The Metropolitan Police Department announced street and alley closures from 6:30 p.m. on Friday, July 6, to 5 a.m. on Monday the 9th on the 1400 and 1500 blocks of I Street NW and K Street NW around McPherson Square. Retro telephone booths and video store façades were moved into place.
“In the ’80s, if you look at D.C. for all its problems, it has a huge concentration of black professionals,” say George Derek Musgrove, co-author of Chocolate City: A History of Race and Democracy in the Nation’s Capital. D.C.’s black majority took Chocolate City into its second decade. Mayor Marion Barry created job opportunities for residents in the city government. Youth explored career options through the mayor’s popular summer jobs program. And downtown real estate developers made major strides alongside the growth of the Metro.
Even after the defeat of the Equal Rights Amendment in 1982, D.C.’s reputation as a city for smart career women was also growing. Five women served on the D.C. Council: Ward 3 Councilmember Polly Shackleton, Ward 4 Councilmember Charlene Drew Jarvis, Ward 5 Councilmember Nadine Winter, Ward 8 Councilmember Wilhelmina Rolark, and At-Large Councilmember Betty Ann Kane. In the first years of the Reagan administration, UN Ambassador Jeane Kirkpatrick was the only woman in a cabinet-level post.
“I’m sure that [Secretary of State] Alexander Haig thought he was going to wipe me out during the first nine months, and he didn’t,” she recalled at the 1984 Women’s Forum for the Economy & Society, a gathering of influential women from around the globe. Elizabeth Dole, and Margaret M. Heckler of Health and Human Services, joined Reagan’s cabinet in 1984. Queens Congresswoman Geraldine Ferraro threw another punch at the glass ceiling when she ran for vice president with Walter Mondale on the Democratic party ticket.

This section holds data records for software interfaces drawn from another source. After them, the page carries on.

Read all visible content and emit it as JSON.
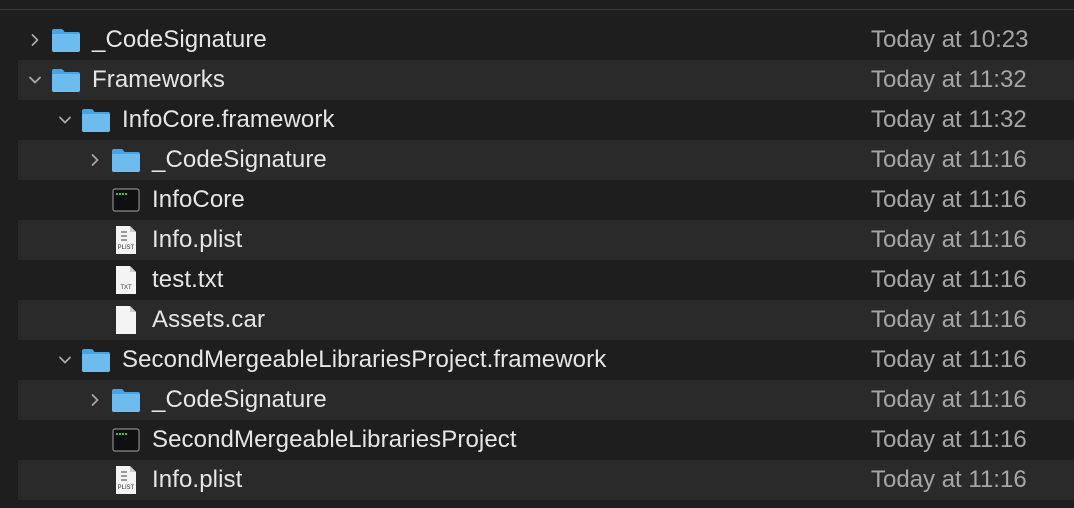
{
  "rows": [
    {
      "name": "_CodeSignature",
      "date": "Today at 10:23",
      "icon": "folder-icon",
      "disclosure": "collapsed",
      "level": 0
    },
    {
      "name": "Frameworks",
      "date": "Today at 11:32",
      "icon": "folder-icon",
      "disclosure": "expanded",
      "level": 0
    },
    {
      "name": "InfoCore.framework",
      "date": "Today at 11:32",
      "icon": "folder-icon",
      "disclosure": "expanded",
      "level": 1
    },
    {
      "name": "_CodeSignature",
      "date": "Today at 11:16",
      "icon": "folder-icon",
      "disclosure": "collapsed",
      "level": 2
    },
    {
      "name": "InfoCore",
      "date": "Today at 11:16",
      "icon": "executable-icon",
      "disclosure": "none",
      "level": 2
    },
    {
      "name": "Info.plist",
      "date": "Today at 11:16",
      "icon": "plist-file-icon",
      "icon_label": "PLIST",
      "disclosure": "none",
      "level": 2
    },
    {
      "name": "test.txt",
      "date": "Today at 11:16",
      "icon": "text-file-icon",
      "icon_label": "TXT",
      "disclosure": "none",
      "level": 2
    },
    {
      "name": "Assets.car",
      "date": "Today at 11:16",
      "icon": "document-icon",
      "disclosure": "none",
      "level": 2
    },
    {
      "name": "SecondMergeableLibrariesProject.framework",
      "date": "Today at 11:16",
      "icon": "folder-icon",
      "disclosure": "expanded",
      "level": 1
    },
    {
      "name": "_CodeSignature",
      "date": "Today at 11:16",
      "icon": "folder-icon",
      "disclosure": "collapsed",
      "level": 2
    },
    {
      "name": "SecondMergeableLibrariesProject",
      "date": "Today at 11:16",
      "icon": "executable-icon",
      "disclosure": "none",
      "level": 2
    },
    {
      "name": "Info.plist",
      "date": "Today at 11:16",
      "icon": "plist-file-icon",
      "icon_label": "PLIST",
      "disclosure": "none",
      "level": 2
    }
  ],
  "colors": {
    "background": "#1e1e1e",
    "alt_row": "#2a2a2a",
    "text": "#e6e6e6",
    "date_text": "#a6a6a6",
    "folder_blue": "#4aa3df",
    "folder_tab": "#6cbcf0"
  }
}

Women earned 63.7 cents to the man’s dollar. Downtown entry-level “pink collar” clerical positions were plentiful. Alcott & Andrews (founded in ’84) on Pennsylvania Avenue NW was where “career girls” bought their proper business attire without wrangling with fashion trends. Everything the store sold could be mixed, matched, and accentuated with a silk bow, the women’s version of the neck tie. But when supermodels and celebrities showed up on red carpets in Armani suits, “career” attire was abandoned for style and substance. In 1989, Alcott & Andrews filed for bankruptcy.

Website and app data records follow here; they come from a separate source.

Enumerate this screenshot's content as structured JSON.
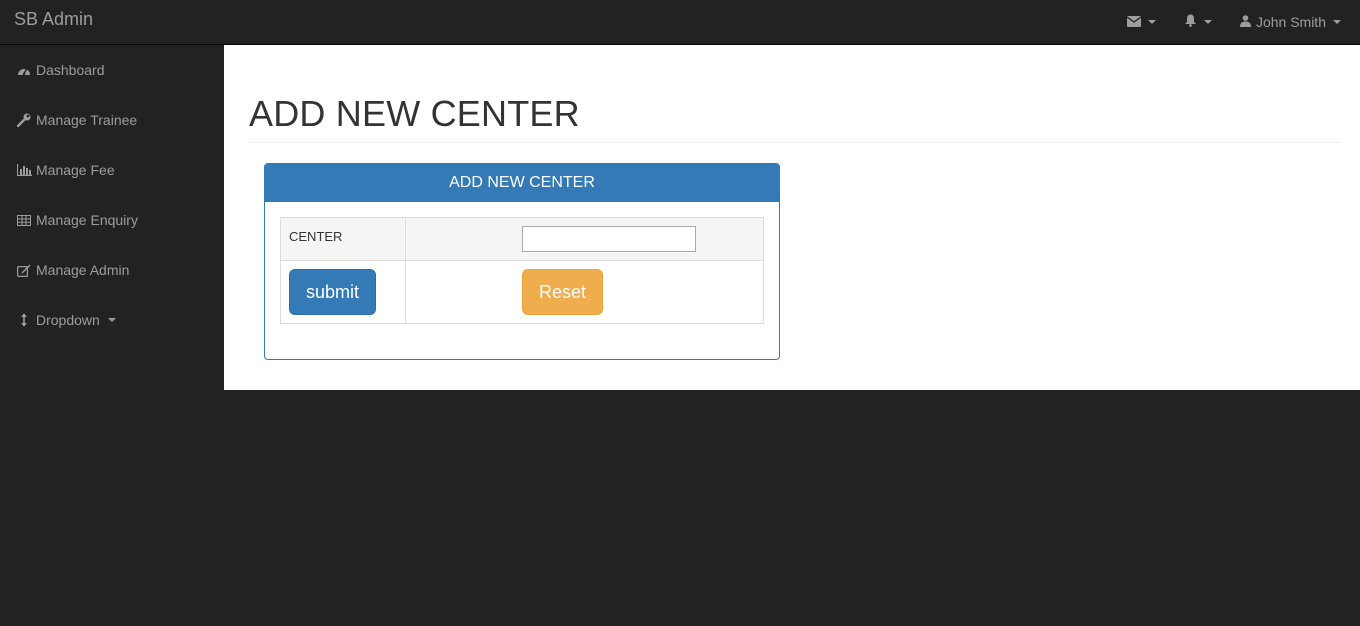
{
  "navbar": {
    "brand": "SB Admin",
    "user_name": "John Smith",
    "icons": [
      "envelope-icon",
      "bell-icon",
      "user-icon"
    ]
  },
  "sidebar": {
    "items": [
      {
        "label": "Dashboard",
        "icon": "dashboard-icon"
      },
      {
        "label": "Manage Trainee",
        "icon": "wrench-icon"
      },
      {
        "label": "Manage Fee",
        "icon": "bar-chart-icon"
      },
      {
        "label": "Manage Enquiry",
        "icon": "table-icon"
      },
      {
        "label": "Manage Admin",
        "icon": "edit-icon"
      },
      {
        "label": "Dropdown",
        "icon": "arrows-vertical-icon"
      }
    ]
  },
  "main": {
    "page_title": "ADD NEW CENTER",
    "panel": {
      "heading": "ADD NEW CENTER",
      "field_label": "CENTER",
      "field_value": "",
      "submit_label": "submit",
      "reset_label": "Reset"
    }
  },
  "colors": {
    "primary": "#337ab7",
    "warning": "#f0ad4e",
    "navbar_bg": "#222222",
    "nav_text": "#9d9d9d"
  }
}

According to a 1982 Congressional Quarterly report, in his first year in office Reagan cut about $25 billion in programs affecting the poor; personal and corporate income taxes were reduced by $37.7 billion.

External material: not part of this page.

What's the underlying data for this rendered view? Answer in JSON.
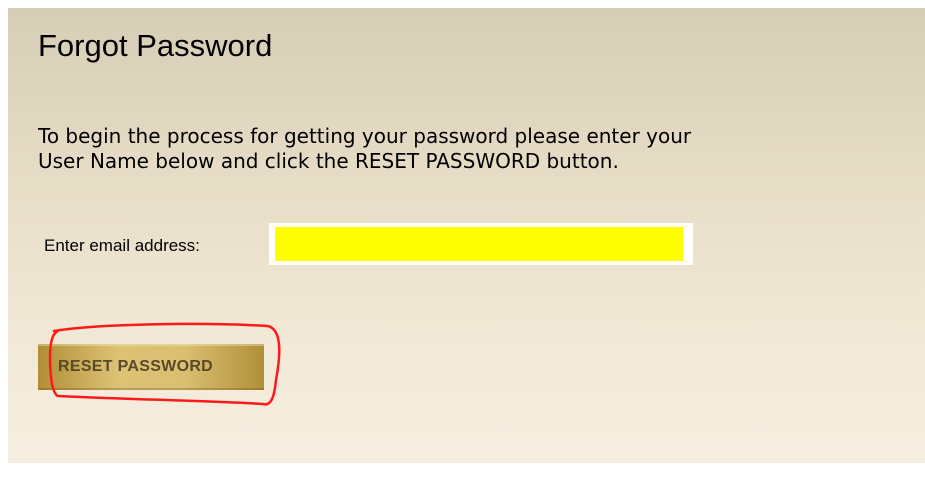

In 1984, you could usually find McKenna’s Wagon parked on the 15th Street NW side of McPherson Square. Martha’s Table founder Veronica Maz started the meal service named for a Jesuit priest Horace B. McKenna, who died in 1982. Maz and Rev. McKenna met when she was teaching sociology at Georgetown University. They worked together to address poverty in the city.
“One of the major issues in the early ’80s was homelessness,” says Musgrove.
The Center for Creative Non-Violence (CCNV) and fervent homeless advocate Mitch Snyder pushed the city to create a comprehensive shelter system. Mayor Barry gave hints of support after his inauguration in 1979.
“[Barry] comes against a budget crunch that he really inherits from the [Walter] Washington administration,” Musgrove says. “One of the things that he cuts, in response, is the small expansions in homeless services that he enacted when he first came into office.”
Snyder and CCNV turned their attentions to the federal government for shelter space. Snyder went on a hunger strike to secure the Federal City building on 2nd Street NW near Union Station, ending his 51-day fast when the government granted the shelter. The Right to Overnight Shelter Initiative appeared on D.C.’s November ballot and passed by a 72 percent majority. Reagan defeated Mondale and won a second term.